Press Office


Tackling entry barriers to medical degrees


A new report has highlighted the need for an expansion of outreach activity to ensure that there are more medical school applications coming from across the whole of the UK.

Research undertaken and commissioned by the Selecting for Excellence project found that 20% of schools or colleges provide 80% of applicants to medicine, with grammar or independent schools being responsible for about half of all medicine applicants.

To address these significant disparities, the report makes a series of recommendations as to how medical schools, organisations such as Health Education England, and Government, can work together to address them.

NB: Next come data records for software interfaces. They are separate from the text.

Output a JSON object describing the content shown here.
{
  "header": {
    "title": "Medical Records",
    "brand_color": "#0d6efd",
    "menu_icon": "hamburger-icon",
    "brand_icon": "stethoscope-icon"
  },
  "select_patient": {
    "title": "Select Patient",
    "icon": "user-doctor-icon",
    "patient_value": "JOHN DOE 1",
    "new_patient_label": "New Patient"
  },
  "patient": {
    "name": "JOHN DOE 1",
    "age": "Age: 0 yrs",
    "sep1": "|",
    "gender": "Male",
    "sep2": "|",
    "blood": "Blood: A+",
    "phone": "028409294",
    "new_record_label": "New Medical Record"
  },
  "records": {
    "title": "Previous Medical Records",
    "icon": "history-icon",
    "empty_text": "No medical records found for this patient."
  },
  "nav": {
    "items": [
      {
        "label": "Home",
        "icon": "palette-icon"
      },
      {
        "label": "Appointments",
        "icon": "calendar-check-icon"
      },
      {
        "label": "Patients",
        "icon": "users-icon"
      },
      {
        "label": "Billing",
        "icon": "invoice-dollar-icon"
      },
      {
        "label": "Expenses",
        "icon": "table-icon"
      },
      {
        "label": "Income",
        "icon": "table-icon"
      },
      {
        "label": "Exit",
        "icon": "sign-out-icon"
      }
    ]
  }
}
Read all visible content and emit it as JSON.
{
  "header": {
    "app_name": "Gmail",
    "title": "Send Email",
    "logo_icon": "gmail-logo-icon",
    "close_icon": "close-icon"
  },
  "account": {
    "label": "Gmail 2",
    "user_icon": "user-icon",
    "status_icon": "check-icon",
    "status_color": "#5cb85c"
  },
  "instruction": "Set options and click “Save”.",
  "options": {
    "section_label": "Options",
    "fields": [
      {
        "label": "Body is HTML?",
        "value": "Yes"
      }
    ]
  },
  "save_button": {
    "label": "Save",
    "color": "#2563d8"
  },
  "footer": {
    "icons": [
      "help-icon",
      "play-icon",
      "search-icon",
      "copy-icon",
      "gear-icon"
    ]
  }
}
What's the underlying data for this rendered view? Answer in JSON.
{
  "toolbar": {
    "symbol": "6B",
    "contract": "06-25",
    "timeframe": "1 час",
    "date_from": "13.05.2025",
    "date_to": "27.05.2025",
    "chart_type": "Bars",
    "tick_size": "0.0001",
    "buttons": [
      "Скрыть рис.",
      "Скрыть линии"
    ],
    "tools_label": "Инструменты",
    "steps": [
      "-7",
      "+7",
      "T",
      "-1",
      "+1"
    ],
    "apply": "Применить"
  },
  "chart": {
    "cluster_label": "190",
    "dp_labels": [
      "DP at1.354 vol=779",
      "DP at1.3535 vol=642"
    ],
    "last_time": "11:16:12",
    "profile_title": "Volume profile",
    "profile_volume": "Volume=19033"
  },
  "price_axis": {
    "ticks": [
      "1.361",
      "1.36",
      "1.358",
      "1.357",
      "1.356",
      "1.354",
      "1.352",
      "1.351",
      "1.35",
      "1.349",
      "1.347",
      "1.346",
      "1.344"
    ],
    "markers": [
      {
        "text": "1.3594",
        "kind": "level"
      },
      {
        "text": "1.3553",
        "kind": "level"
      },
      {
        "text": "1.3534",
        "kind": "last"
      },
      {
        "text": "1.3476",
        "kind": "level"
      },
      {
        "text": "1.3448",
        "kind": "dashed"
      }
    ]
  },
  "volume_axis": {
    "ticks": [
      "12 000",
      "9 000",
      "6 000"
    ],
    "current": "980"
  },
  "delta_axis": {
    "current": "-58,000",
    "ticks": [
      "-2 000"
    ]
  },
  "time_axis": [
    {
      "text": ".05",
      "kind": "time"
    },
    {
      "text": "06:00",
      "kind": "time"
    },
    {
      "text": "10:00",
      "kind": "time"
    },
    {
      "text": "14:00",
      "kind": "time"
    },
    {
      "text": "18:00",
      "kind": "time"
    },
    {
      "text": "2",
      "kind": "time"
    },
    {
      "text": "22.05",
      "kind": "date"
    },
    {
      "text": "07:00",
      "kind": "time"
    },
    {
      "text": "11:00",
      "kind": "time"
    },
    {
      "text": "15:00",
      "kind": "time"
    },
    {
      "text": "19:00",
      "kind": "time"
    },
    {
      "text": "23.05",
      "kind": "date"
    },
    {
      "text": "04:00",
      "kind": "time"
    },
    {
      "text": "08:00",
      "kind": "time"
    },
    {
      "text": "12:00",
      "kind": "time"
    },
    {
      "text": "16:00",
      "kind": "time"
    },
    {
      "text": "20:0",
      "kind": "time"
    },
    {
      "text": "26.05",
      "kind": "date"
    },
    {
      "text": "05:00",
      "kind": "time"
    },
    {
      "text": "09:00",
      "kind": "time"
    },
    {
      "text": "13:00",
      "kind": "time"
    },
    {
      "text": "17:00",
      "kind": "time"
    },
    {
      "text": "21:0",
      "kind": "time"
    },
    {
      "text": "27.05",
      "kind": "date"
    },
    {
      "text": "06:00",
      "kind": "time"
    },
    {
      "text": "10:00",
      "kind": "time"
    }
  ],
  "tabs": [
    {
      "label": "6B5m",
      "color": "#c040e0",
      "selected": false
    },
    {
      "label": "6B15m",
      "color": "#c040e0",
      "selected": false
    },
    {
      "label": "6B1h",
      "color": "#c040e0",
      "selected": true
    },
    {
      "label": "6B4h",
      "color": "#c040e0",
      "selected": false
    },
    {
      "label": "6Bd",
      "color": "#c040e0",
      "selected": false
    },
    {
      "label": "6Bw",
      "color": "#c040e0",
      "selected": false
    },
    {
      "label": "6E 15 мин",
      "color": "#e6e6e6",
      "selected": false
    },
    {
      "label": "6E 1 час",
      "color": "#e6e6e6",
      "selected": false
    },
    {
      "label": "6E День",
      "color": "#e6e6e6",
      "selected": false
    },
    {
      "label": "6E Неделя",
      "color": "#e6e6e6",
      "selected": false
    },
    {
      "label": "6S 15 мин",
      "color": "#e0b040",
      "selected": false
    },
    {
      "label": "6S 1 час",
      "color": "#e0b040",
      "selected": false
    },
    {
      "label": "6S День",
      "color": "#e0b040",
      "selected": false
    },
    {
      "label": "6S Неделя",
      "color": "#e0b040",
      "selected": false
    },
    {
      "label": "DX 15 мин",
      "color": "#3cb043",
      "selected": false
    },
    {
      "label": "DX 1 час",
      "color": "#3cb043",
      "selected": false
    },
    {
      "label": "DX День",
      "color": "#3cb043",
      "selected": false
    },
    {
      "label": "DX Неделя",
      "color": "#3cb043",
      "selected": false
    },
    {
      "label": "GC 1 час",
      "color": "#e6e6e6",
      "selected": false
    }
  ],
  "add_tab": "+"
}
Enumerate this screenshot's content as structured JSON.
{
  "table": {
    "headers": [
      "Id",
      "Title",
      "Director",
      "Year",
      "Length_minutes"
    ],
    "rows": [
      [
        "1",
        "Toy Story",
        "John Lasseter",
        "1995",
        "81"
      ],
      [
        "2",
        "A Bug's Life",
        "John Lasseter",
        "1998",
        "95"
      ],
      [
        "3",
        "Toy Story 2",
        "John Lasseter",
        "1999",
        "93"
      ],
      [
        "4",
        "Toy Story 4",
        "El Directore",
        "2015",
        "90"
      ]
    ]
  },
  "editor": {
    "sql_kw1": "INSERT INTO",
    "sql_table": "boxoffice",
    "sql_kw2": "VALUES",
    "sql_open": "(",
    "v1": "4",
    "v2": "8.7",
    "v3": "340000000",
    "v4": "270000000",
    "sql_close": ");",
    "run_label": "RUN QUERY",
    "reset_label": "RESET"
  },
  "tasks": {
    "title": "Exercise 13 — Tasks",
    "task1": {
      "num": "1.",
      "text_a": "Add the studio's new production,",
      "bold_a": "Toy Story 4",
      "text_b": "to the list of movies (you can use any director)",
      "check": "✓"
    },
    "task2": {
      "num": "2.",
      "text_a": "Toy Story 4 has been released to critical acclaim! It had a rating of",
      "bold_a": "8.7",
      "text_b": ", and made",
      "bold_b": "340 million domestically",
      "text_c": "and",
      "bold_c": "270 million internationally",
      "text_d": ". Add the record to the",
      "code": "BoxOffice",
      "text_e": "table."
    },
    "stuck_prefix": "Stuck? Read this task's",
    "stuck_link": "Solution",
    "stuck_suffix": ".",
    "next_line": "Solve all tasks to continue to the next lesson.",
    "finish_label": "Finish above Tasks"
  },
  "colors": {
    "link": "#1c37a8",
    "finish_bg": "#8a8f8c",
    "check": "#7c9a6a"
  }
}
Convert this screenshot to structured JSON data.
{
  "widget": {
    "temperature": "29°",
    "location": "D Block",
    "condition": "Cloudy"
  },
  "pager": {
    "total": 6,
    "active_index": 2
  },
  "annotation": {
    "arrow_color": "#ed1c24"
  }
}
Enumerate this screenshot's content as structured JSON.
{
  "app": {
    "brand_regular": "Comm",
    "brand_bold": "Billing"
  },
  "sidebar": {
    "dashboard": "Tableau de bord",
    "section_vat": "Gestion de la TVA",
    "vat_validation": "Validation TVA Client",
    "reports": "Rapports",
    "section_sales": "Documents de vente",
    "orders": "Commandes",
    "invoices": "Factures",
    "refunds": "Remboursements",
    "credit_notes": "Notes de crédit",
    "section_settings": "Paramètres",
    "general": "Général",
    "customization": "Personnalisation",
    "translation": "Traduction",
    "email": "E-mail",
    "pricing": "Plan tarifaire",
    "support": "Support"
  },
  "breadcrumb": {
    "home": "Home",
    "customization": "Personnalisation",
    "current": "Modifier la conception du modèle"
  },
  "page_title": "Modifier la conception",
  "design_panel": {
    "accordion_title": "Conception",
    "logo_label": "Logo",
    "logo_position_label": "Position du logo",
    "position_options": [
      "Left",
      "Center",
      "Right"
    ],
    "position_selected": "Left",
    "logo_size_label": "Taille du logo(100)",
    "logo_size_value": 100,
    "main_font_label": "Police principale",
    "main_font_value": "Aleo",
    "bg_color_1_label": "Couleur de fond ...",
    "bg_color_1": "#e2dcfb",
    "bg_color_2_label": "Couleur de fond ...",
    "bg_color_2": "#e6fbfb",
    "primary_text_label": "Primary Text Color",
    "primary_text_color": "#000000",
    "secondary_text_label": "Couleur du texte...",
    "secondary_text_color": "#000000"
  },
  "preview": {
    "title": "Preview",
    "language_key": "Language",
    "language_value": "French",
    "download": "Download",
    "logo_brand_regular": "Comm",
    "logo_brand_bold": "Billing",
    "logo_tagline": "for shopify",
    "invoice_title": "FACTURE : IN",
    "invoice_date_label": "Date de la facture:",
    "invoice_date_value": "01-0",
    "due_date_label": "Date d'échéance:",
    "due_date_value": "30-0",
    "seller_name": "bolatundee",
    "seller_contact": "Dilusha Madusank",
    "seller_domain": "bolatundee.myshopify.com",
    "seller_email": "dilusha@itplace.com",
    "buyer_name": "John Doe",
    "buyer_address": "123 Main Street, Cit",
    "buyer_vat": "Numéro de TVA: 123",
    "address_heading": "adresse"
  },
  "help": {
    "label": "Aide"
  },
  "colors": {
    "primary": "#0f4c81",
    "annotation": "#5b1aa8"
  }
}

In particular, the 18-month study has highlighted the need for an expansion of outreach activity to ensure that there is coverage across the whole of the UK. At present, bright and able school children who do not live near a medical school may miss vital opportunities to explore medicine as a career. 

The report also calls on the NHS to expand the provision of work experience for students from disadvantaged backgrounds. This will benefit not just those wishing to pursue a career in medicine but will broaden horizons for all those wishing to join other healthcare professions.

Chris Day, Pro-Vice-Chancellor of the Faculty of Medical Sciences and Professor of Liver Medicine at Newcastle University UK, said: “Newcastle University has a long-standing reputation for being one of the best places to study medicine, dentistry and health sciences in the UK and in the world, and attracts students form a wide-range of backgrounds. 

“We work hard to promote diversity across the student body and our workforce, which helps push the boundaries of medicine and has an impact on society as a whole. Our excellent record of widening participation in the North East of England shows that our initiatives are delivering tangible results and are helping more students from different backgrounds gain access to study medicine.” 

Professor Les Ebdon, Director of Fair Access to Higher Education, said: “Improving access to the higher education courses that lead to professional careers such as medicine is vital to creating a more socially mobile society. So this report and guidance are tools that medical schools can use to change individual lives and benefit the whole country by making access to medicine fairer. 

“The report and guidance add greatly to the pool of evidence about what’s most effective at widening access, and are based on research commissioned by the Office for Fair Access as part of our work to support as well as challenge universities. I welcome the focus on activities to raise aspiration and attainment, work experience, and the use of contextual information.”

Wendy Reid, Director of Education & Quality and Medical Director, Health Education England, said: “This report is the result of a genuine collaboration of all those with an interest in our future medical workforce. It presents a clear pathway for ensuring that our future doctors are drawn from all walks of life and that those entering the medical profession have got there on merit. In turn this will ensure that future patients will receive the best possible medical care when needed and the best advice for staying healthy.”

Other recommendations set out in the final report revolve around crucial areas such as data collection, student information, and selection methods. As a means of encouraging and monitoring the use of the recommendations, ten-year targets have been set concerning the increased participation of students from socio-economic groups which currently are under-represented in medicine.

published on: 11 December 2014